Not only Chinese products but also Chinese services and investment have made their way to a large part of the world. However, in the case of Chile, this road has not been opened with the same ease as in other countries. For this reason, the director of InvestChile, Carlos Álvarez, participated in a seminar about agriculture in China and afterwards signed an agreement with the China Council for the Promotion of International Trade (CCPIT), a Chinese business agency, that will support the country in its efforts to attract Chinese investment.

“Although it is true we have good commercial relations with China as our principal trading partner, the same is not true of investment since, despite a significant increase in Chinese investment in almost all the world, including Latin America, very little has reached Chile,” noted Álvarez.

He pointed out that the examples can, indeed, be counted on the fingers of one hand: the China Construction Bank and the acquisition of Pacific Hydro by SPIC. “There have been attempts to invest but they have not materialized. The fact is that Chinese companies are not very used to concessions systems, either for roads or energy or in other fields. They are more used to forming partnerships with governments and offering them construction services, acting as a sort of contractor, rather than investor, and, when they come to Chile, they try to play that role but realize that Chile functions differently and that they must invest and operate,” explained Álvarez.

In response, InvestChile has drawn up two strategies. One is to accompany Chinese companies in their process of familiarization and participation in tenders – “there are interested companies taking this route” – and, second, to seek to attract investment in priority areas such as healthy foods, global services, mining equipment and technologies and renewable energies. “Particularly in solar energy, where China is a world leader in the production of equipment and technology and where, for most Chinese companies, Chile is not even on the map, we are going to start with the Chile Week in September to identify Chinese companies and undertake focalized promotion,” announced Álvarez.

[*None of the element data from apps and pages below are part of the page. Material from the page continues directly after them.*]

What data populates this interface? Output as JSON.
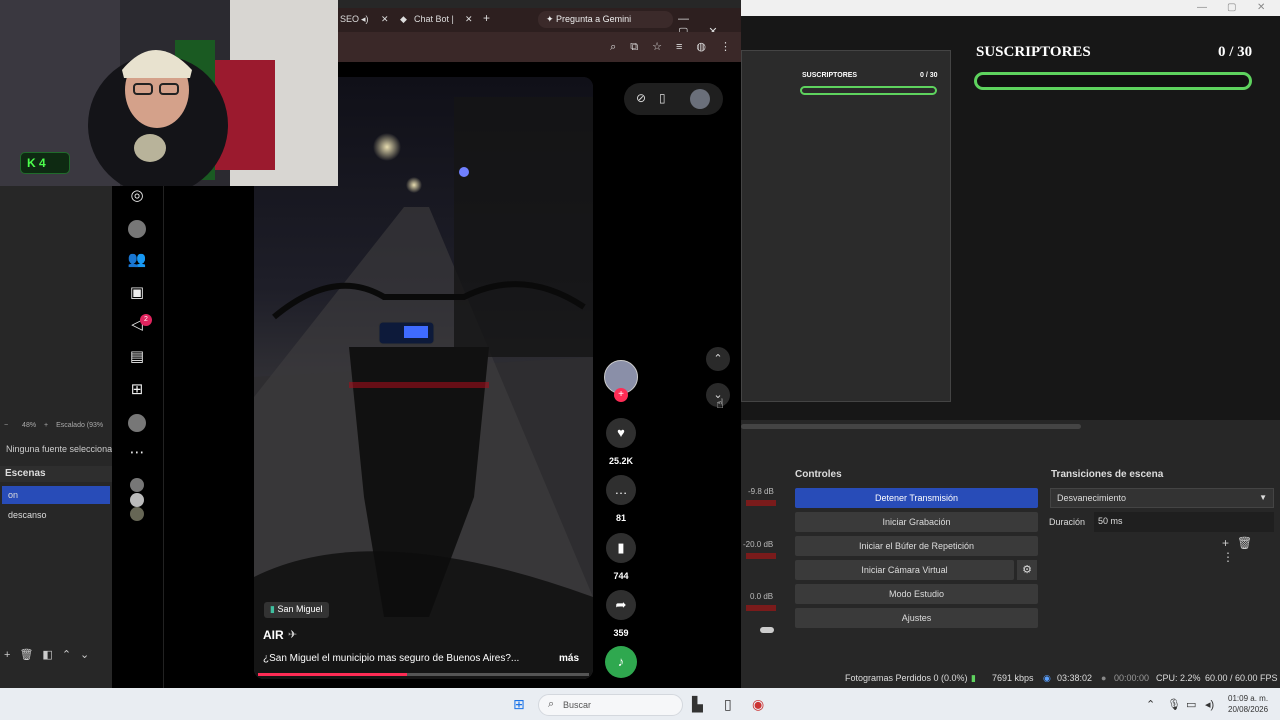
{
  "obs": {
    "preview": {
      "subs_title": "SUSCRIPTORES",
      "subs_count": "0 / 30"
    },
    "mini_preview": {
      "subs_title": "SUSCRIPTORES",
      "subs_count": "0 / 30"
    },
    "left_info": {
      "zoom": "48%",
      "scale": "Escalado (93%"
    },
    "no_source": "Ninguna fuente selecciona",
    "scenes": {
      "title": "Escenas",
      "items": [
        {
          "label": "on",
          "active": true
        },
        {
          "label": "descanso",
          "active": false
        }
      ]
    },
    "audio": {
      "db": [
        "-9.8 dB",
        "-20.0 dB",
        "0.0 dB"
      ]
    },
    "controls": {
      "title": "Controles",
      "stop_stream": "Detener Transmisión",
      "start_recording": "Iniciar Grabación",
      "replay_buffer": "Iniciar el Búfer de Repetición",
      "virtual_cam": "Iniciar Cámara Virtual",
      "studio_mode": "Modo Estudio",
      "settings": "Ajustes"
    },
    "transitions": {
      "title": "Transiciones de escena",
      "selected": "Desvanecimiento",
      "duration_label": "Duración",
      "duration_value": "50 ms"
    },
    "status": {
      "dropped": "Fotogramas Perdidos 0 (0.0%)",
      "bitrate": "7691 kbps",
      "stream_time": "03:38:02",
      "rec_time": "00:00:00",
      "cpu": "CPU: 2.2%",
      "fps": "60.00 / 60.00 FPS"
    }
  },
  "browser": {
    "tabs": [
      {
        "label": "SEO"
      },
      {
        "label": "Chat Bot |"
      }
    ],
    "gemini_button": "Pregunta a Gemini",
    "tiktok": {
      "location": "San Miguel",
      "author": "AIR",
      "caption": "¿San Miguel el municipio mas seguro de Buenos Aires?...",
      "more": "más",
      "likes": "25.2K",
      "comments": "81",
      "saves": "744",
      "shares": "359",
      "notifications_badge": "2",
      "progress_fraction": 0.45
    }
  },
  "webcam": {
    "badge": "K 4"
  },
  "taskbar": {
    "search_placeholder": "Buscar",
    "time": "01:09 a. m.",
    "date": "20/08/2026"
  },
  "colors": {
    "accent_blue": "#284cb8",
    "subs_green": "#5ed35e",
    "tiktok_red": "#fe2c55"
  }
}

The director of InvestChile says that Chinese firms tend to act as contractors but, when they arrive in Chile, see a different system.